But the two-day visit, when the heir to the throne let the train take the strain, turned out to be a rather costly affair for the taxpayer.
At £46,038, the trip from Windsor to Clitheroe, and then on to Settle and Harrogate, was the most expensive journey undertaken by the Royal Train in 2016-17, according to Palace accounts.
In all the visit to the North worked out at £95.32 a mile. Had the Prince taken a normal scheduled train, his ticket could have cost as little as £255, or roughly 50 pence a mile. The figures illustrate the high cost of using the Royal Train compared to travelling by road.
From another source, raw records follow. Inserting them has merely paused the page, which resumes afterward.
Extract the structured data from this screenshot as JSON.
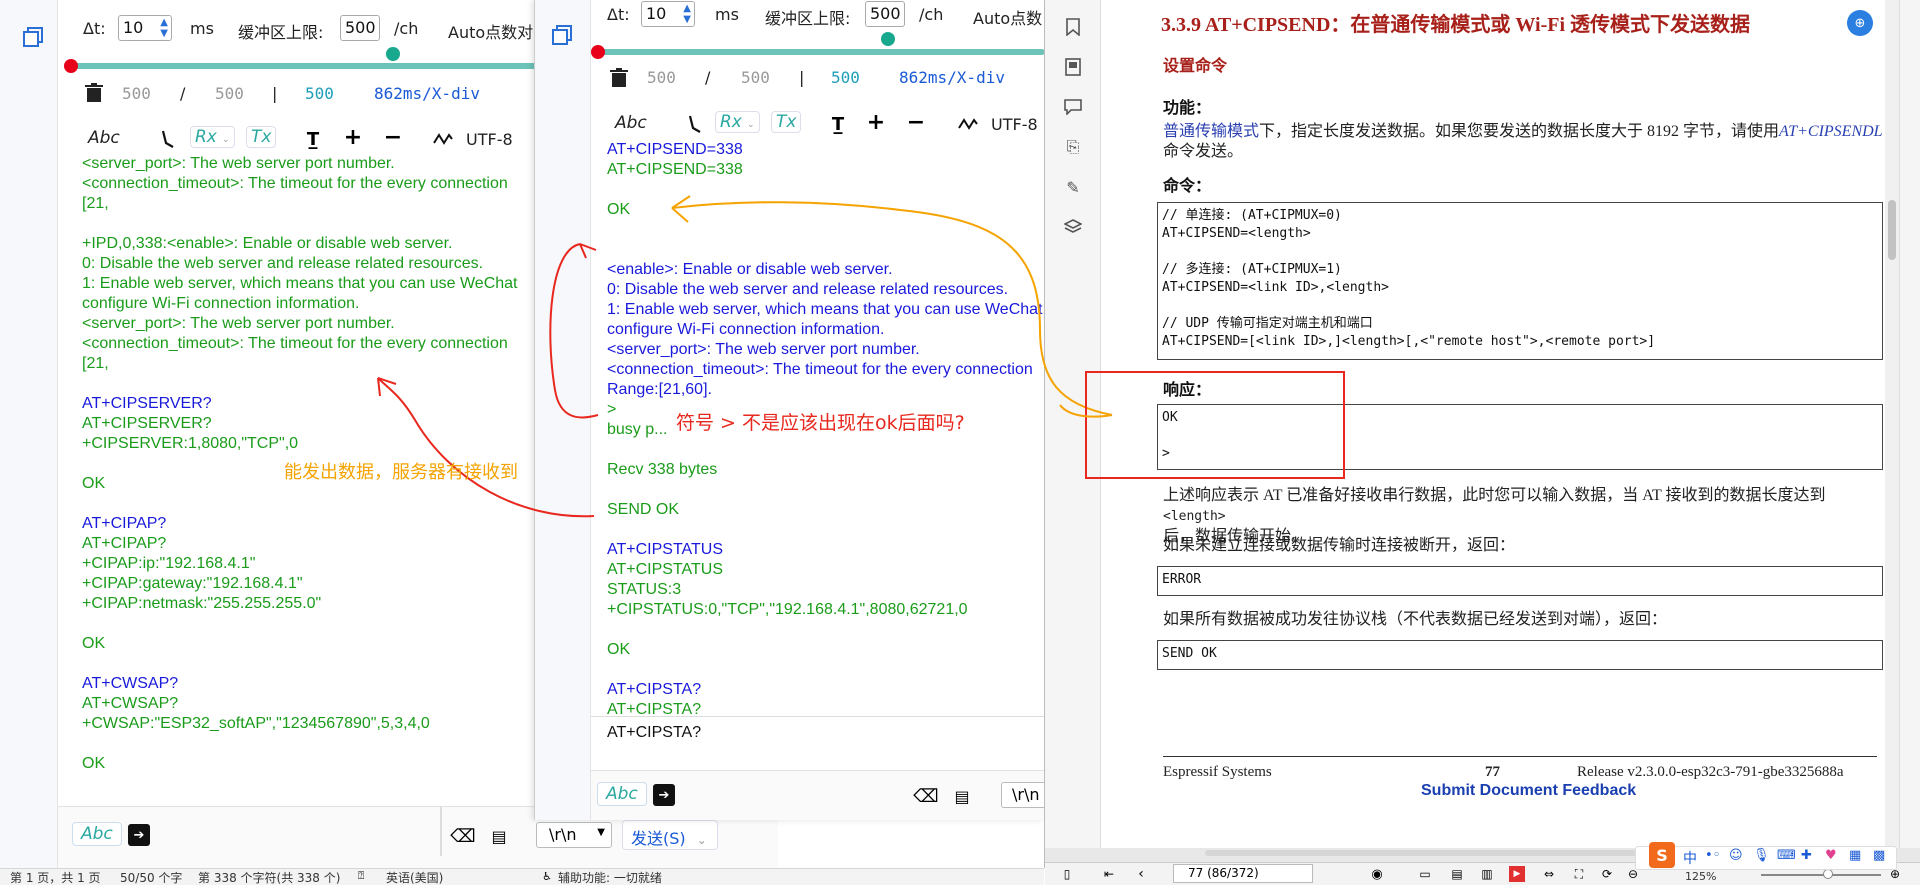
{
  "left_panel": {
    "delta_label": "Δt:",
    "delta_value": "10",
    "ms": "ms",
    "buffer_label": "缓冲区上限:",
    "buffer_value": "500",
    "per_ch": "/ch",
    "auto_label": "Auto点数对:",
    "count_a": "500",
    "slash": "/",
    "count_b": "500",
    "pipe": "|",
    "count_c": "500",
    "xdiv": "862ms/X-div",
    "fmt_abc": "Abc",
    "fmt_rx": "Rx",
    "fmt_tx": "Tx",
    "encoding": "UTF-8",
    "log_lines": [
      {
        "t": "<server_port>: The web server port number.",
        "c": "g"
      },
      {
        "t": "<connection_timeout>: The timeout for the every connection",
        "c": "g"
      },
      {
        "t": "[21,",
        "c": "g"
      },
      {
        "t": "",
        "c": "g"
      },
      {
        "t": "+IPD,0,338:<enable>: Enable or disable web server.",
        "c": "g"
      },
      {
        "t": "0: Disable the web server and release related resources.",
        "c": "g"
      },
      {
        "t": "1: Enable web server, which means that you can use WeChat",
        "c": "g"
      },
      {
        "t": "configure Wi-Fi connection information.",
        "c": "g"
      },
      {
        "t": "<server_port>: The web server port number.",
        "c": "g"
      },
      {
        "t": "<connection_timeout>: The timeout for the every connection",
        "c": "g"
      },
      {
        "t": "[21,",
        "c": "g"
      },
      {
        "t": "",
        "c": "g"
      },
      {
        "t": "AT+CIPSERVER?",
        "c": "b"
      },
      {
        "t": "AT+CIPSERVER?",
        "c": "g"
      },
      {
        "t": "+CIPSERVER:1,8080,\"TCP\",0",
        "c": "g"
      },
      {
        "t": "",
        "c": "g"
      },
      {
        "t": "OK",
        "c": "g"
      },
      {
        "t": "",
        "c": "g"
      },
      {
        "t": "AT+CIPAP?",
        "c": "b"
      },
      {
        "t": "AT+CIPAP?",
        "c": "g"
      },
      {
        "t": "+CIPAP:ip:\"192.168.4.1\"",
        "c": "g"
      },
      {
        "t": "+CIPAP:gateway:\"192.168.4.1\"",
        "c": "g"
      },
      {
        "t": "+CIPAP:netmask:\"255.255.255.0\"",
        "c": "g"
      },
      {
        "t": "",
        "c": "g"
      },
      {
        "t": "OK",
        "c": "g"
      },
      {
        "t": "",
        "c": "g"
      },
      {
        "t": "AT+CWSAP?",
        "c": "b"
      },
      {
        "t": "AT+CWSAP?",
        "c": "g"
      },
      {
        "t": "+CWSAP:\"ESP32_softAP\",\"1234567890\",5,3,4,0",
        "c": "g"
      },
      {
        "t": "",
        "c": "g"
      },
      {
        "t": "OK",
        "c": "g"
      }
    ],
    "bottom_abc": "Abc",
    "line_end": "\\r\\n",
    "send_button": "发送(S)"
  },
  "middle_panel": {
    "delta_label": "Δt:",
    "delta_value": "10",
    "ms": "ms",
    "buffer_label": "缓冲区上限:",
    "buffer_value": "500",
    "per_ch": "/ch",
    "auto_label": "Auto点数",
    "count_a": "500",
    "slash": "/",
    "count_b": "500",
    "pipe": "|",
    "count_c": "500",
    "xdiv": "862ms/X-div",
    "fmt_abc": "Abc",
    "fmt_rx": "Rx",
    "fmt_tx": "Tx",
    "encoding": "UTF-8",
    "log_lines": [
      {
        "t": "AT+CIPSEND=338",
        "c": "b"
      },
      {
        "t": "AT+CIPSEND=338",
        "c": "g"
      },
      {
        "t": "",
        "c": "g"
      },
      {
        "t": "OK",
        "c": "g"
      },
      {
        "t": "",
        "c": "g"
      },
      {
        "t": "",
        "c": "g"
      },
      {
        "t": "<enable>: Enable or disable web server.",
        "c": "b"
      },
      {
        "t": "0: Disable the web server and release related resources.",
        "c": "b"
      },
      {
        "t": "1: Enable web server, which means that you can use WeChat",
        "c": "b"
      },
      {
        "t": "configure Wi-Fi connection information.",
        "c": "b"
      },
      {
        "t": "<server_port>: The web server port number.",
        "c": "b"
      },
      {
        "t": "<connection_timeout>: The timeout for the every connection",
        "c": "b"
      },
      {
        "t": "Range:[21,60].",
        "c": "b"
      },
      {
        "t": ">",
        "c": "g"
      },
      {
        "t": "busy p...",
        "c": "g"
      },
      {
        "t": "",
        "c": "g"
      },
      {
        "t": "Recv 338 bytes",
        "c": "g"
      },
      {
        "t": "",
        "c": "g"
      },
      {
        "t": "SEND OK",
        "c": "g"
      },
      {
        "t": "",
        "c": "g"
      },
      {
        "t": "AT+CIPSTATUS",
        "c": "b"
      },
      {
        "t": "AT+CIPSTATUS",
        "c": "g"
      },
      {
        "t": "STATUS:3",
        "c": "g"
      },
      {
        "t": "+CIPSTATUS:0,\"TCP\",\"192.168.4.1\",8080,62721,0",
        "c": "g"
      },
      {
        "t": "",
        "c": "g"
      },
      {
        "t": "OK",
        "c": "g"
      },
      {
        "t": "",
        "c": "g"
      },
      {
        "t": "AT+CIPSTA?",
        "c": "b"
      },
      {
        "t": "AT+CIPSTA?",
        "c": "g"
      }
    ],
    "input_text": "AT+CIPSTA?",
    "bottom_abc": "Abc",
    "line_end": "\\r\\n"
  },
  "annotations": {
    "left_note": "能发出数据，服务器有接收到",
    "mid_note": "符号 > 不是应该出现在ok后面吗?",
    "colors": {
      "orange": "#f5a300",
      "red": "#e8281e"
    }
  },
  "pdf": {
    "section_title": "3.3.9   AT+CIPSEND：在普通传输模式或 Wi-Fi 透传模式下发送数据",
    "set_cmd": "设置命令",
    "func_label": "功能：",
    "func_link": "普通传输模式",
    "func_text1": "下，指定长度发送数据。如果您要发送的数据长度大于 8192 字节，请使用",
    "func_link2": "AT+CIPSENDL",
    "func_text2": "命令发送。",
    "cmd_label": "命令：",
    "code_block": "// 单连接: (AT+CIPMUX=0)\nAT+CIPSEND=<length>\n\n// 多连接: (AT+CIPMUX=1)\nAT+CIPSEND=<link ID>,<length>\n\n// UDP 传输可指定对端主机和端口\nAT+CIPSEND=[<link ID>,]<length>[,<\"remote host\">,<remote port>]",
    "resp_label": "响应：",
    "resp_block": "OK\n\n>",
    "desc1a": "上述响应表示 AT 已准备好接收串行数据，此时您可以输入数据，当 AT 接收到的数据长度达到 ",
    "desc1_code": "<length>",
    "desc1b": "后，数据传输开始。",
    "desc2": "如果未建立连接或数据传输时连接被断开，返回：",
    "error_block": "ERROR",
    "desc3": "如果所有数据被成功发往协议栈（不代表数据已经发送到对端），返回：",
    "sendok_block": "SEND OK",
    "footer_left": "Espressif Systems",
    "footer_page": "77",
    "footer_right": "Release v2.3.0.0-esp32c3-791-gbe3325688a",
    "feedback": "Submit Document Feedback",
    "page_box": "77 (86/372)",
    "zoom": "125%"
  },
  "status_bar": {
    "page": "第 1 页，共 1 页",
    "words": "50/50 个字",
    "chars": "第 338 个字符(共 338 个)",
    "lang": "英语(美国)",
    "access": "辅助功能: 一切就绪"
  }
}
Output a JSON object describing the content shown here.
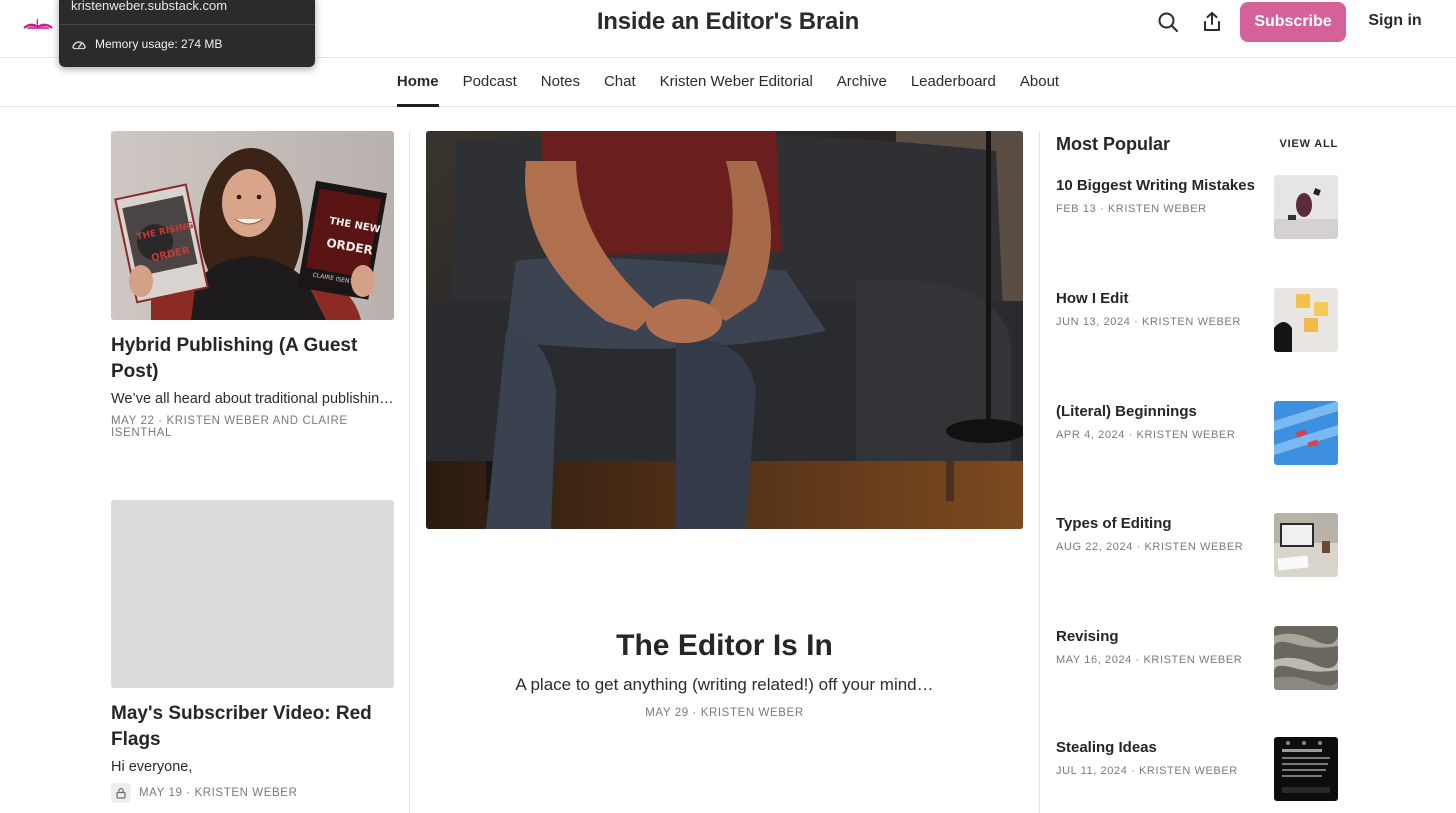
{
  "header": {
    "site_title": "Inside an Editor's Brain",
    "subscribe_label": "Subscribe",
    "signin_label": "Sign in",
    "accent_color": "#d6609a",
    "icons": [
      "search-icon",
      "share-icon"
    ]
  },
  "tooltip": {
    "url": "kristenweber.substack.com",
    "memory": "Memory usage: 274 MB"
  },
  "nav": {
    "items": [
      {
        "label": "Home",
        "active": true
      },
      {
        "label": "Podcast"
      },
      {
        "label": "Notes"
      },
      {
        "label": "Chat"
      },
      {
        "label": "Kristen Weber Editorial"
      },
      {
        "label": "Archive"
      },
      {
        "label": "Leaderboard"
      },
      {
        "label": "About"
      }
    ]
  },
  "left": {
    "posts": [
      {
        "title": "Hybrid Publishing (A Guest Post)",
        "subtitle": "We’ve all heard about traditional publishin…",
        "meta": "MAY 22 · KRISTEN WEBER AND CLAIRE ISENTHAL",
        "book_left": "THE RISING ORDER",
        "book_right": "THE NEW ORDER",
        "book_author": "CLAIRE ISENTHAL"
      },
      {
        "title": "May's Subscriber Video: Red Flags",
        "subtitle": "Hi everyone,",
        "meta": "MAY 19 · KRISTEN WEBER",
        "locked": true
      }
    ]
  },
  "center": {
    "title": "The Editor Is In",
    "subtitle": "A place to get anything (writing related!) off your mind…",
    "meta": "MAY 29 · KRISTEN WEBER"
  },
  "most_popular": {
    "title": "Most Popular",
    "view_all": "VIEW ALL",
    "items": [
      {
        "title": "10 Biggest Writing Mistakes",
        "meta": "FEB 13 · KRISTEN WEBER"
      },
      {
        "title": "How I Edit",
        "meta": "JUN 13, 2024 · KRISTEN WEBER"
      },
      {
        "title": "(Literal) Beginnings",
        "meta": "APR 4, 2024 · KRISTEN WEBER"
      },
      {
        "title": "Types of Editing",
        "meta": "AUG 22, 2024 · KRISTEN WEBER"
      },
      {
        "title": "Revising",
        "meta": "MAY 16, 2024 · KRISTEN WEBER"
      },
      {
        "title": "Stealing Ideas",
        "meta": "JUL 11, 2024 · KRISTEN WEBER"
      }
    ]
  }
}
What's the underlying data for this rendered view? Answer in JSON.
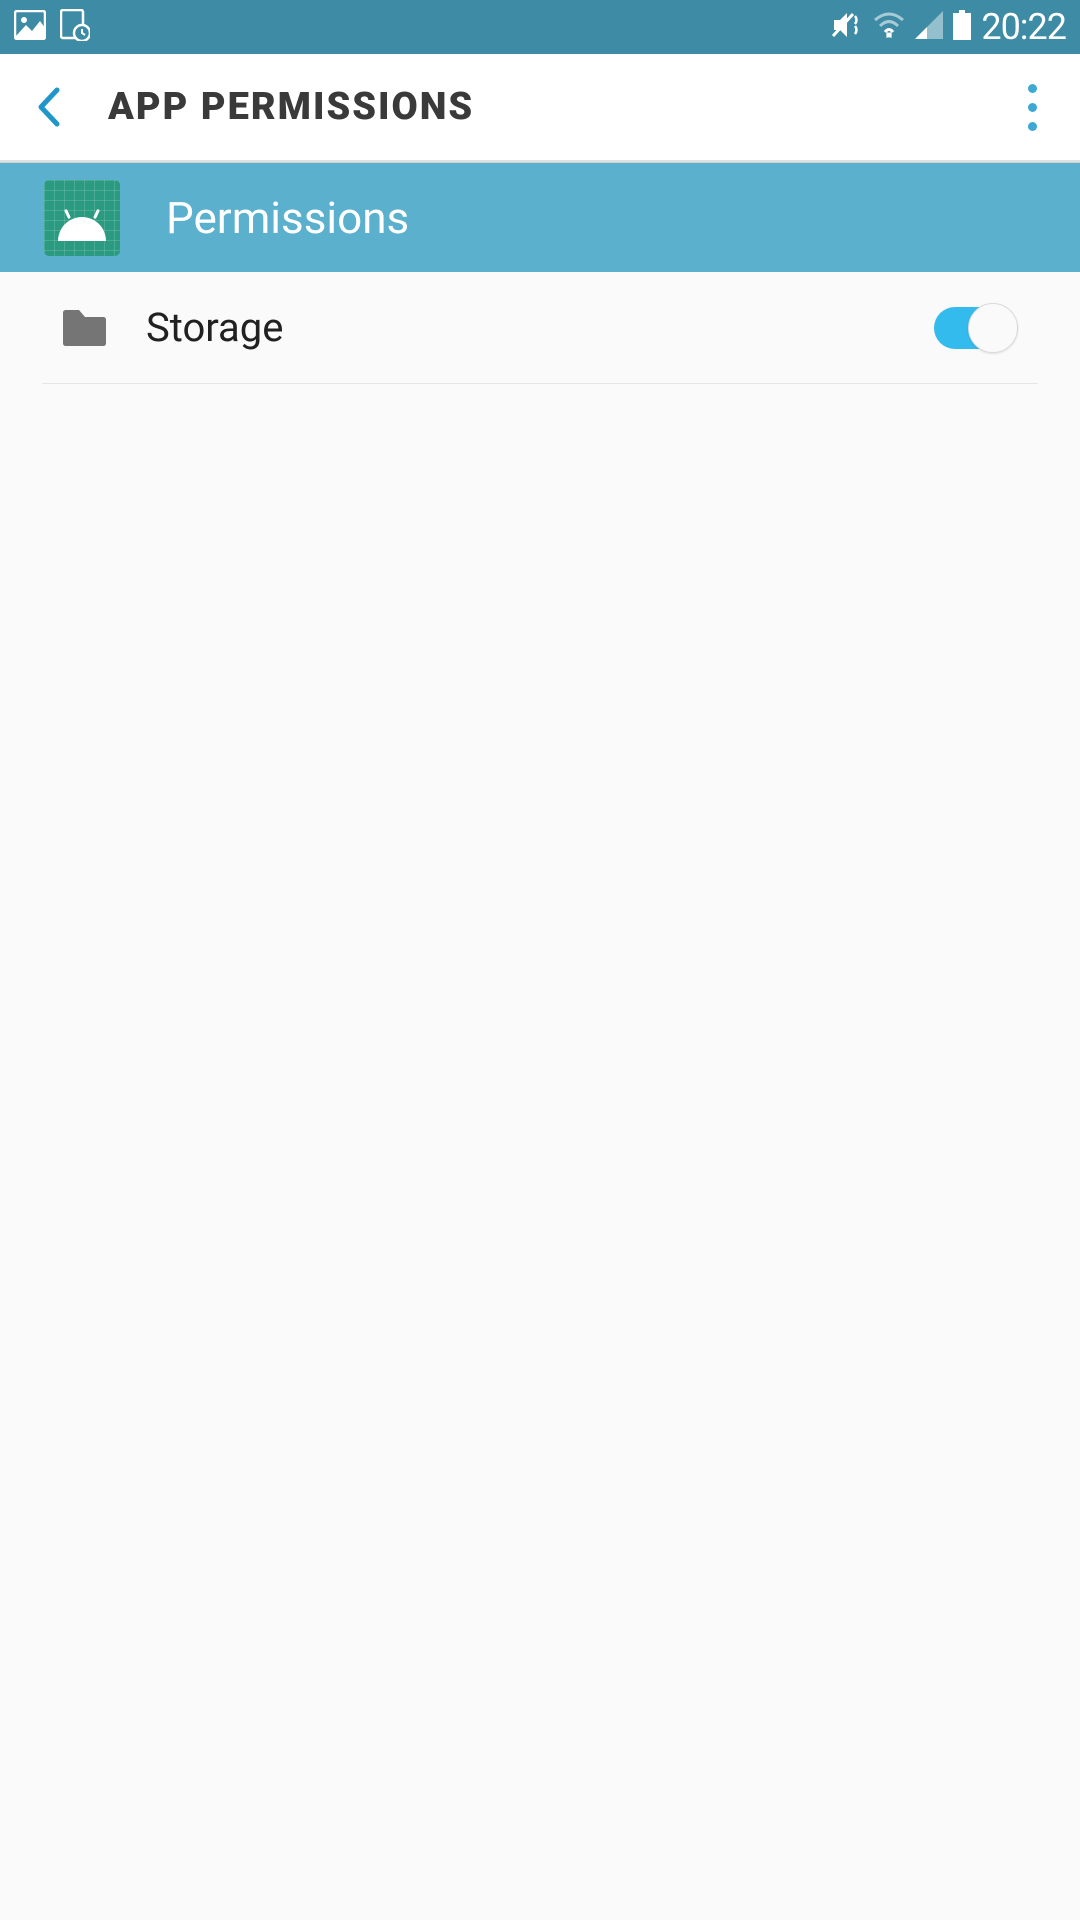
{
  "statusbar": {
    "time": "20:22"
  },
  "appbar": {
    "title": "APP PERMISSIONS"
  },
  "header": {
    "title": "Permissions"
  },
  "permissions": {
    "storage": {
      "label": "Storage",
      "enabled": true
    }
  }
}
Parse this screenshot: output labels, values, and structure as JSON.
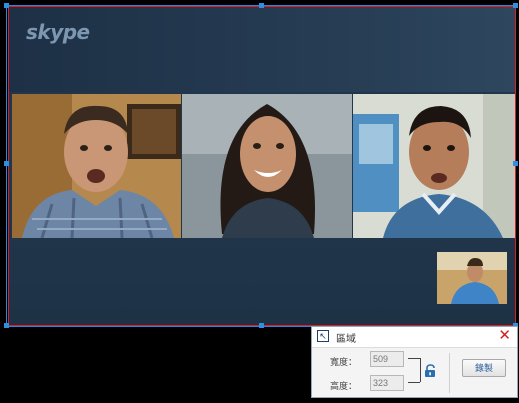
{
  "app": {
    "logo_text": "skype"
  },
  "participants": [
    {
      "id": "man-left",
      "shirt": "#6e86a5"
    },
    {
      "id": "woman-center",
      "shirt": "#2e3c4c"
    },
    {
      "id": "man-right",
      "shirt": "#3f6f9c"
    }
  ],
  "region_panel": {
    "title": "區域",
    "width_label": "寬度：",
    "width_value": "509",
    "height_label": "高度：",
    "height_value": "323",
    "record_label": "錄製",
    "close_icon": "close-icon",
    "lock_icon": "unlock-icon"
  },
  "colors": {
    "selection_border": "#d2222c",
    "handle": "#2f8fe0",
    "close": "#d32222"
  }
}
But Palace sources say it is still the safest way to shuttle senior Royals to public engagements around the country.
“We believe that, though it’s not the cheapest way to travel, it does represent many of the features that we look for in terms of safety, security, not causing disruption to lots of other people, convenience and environmental aspects,” said one source. “It does mean that someone like the Queen can actually arrive first thing in the morning, rather than having to get up at some ungodly hour, and she can arrive rested, briefed and prepared.”
The Prince of Wales visited food producers in Clitheroe, BAE Systems at Samlesbury and cheesemakers in Garstang, before moving on to North Yorkshire - for more cheese - the following day.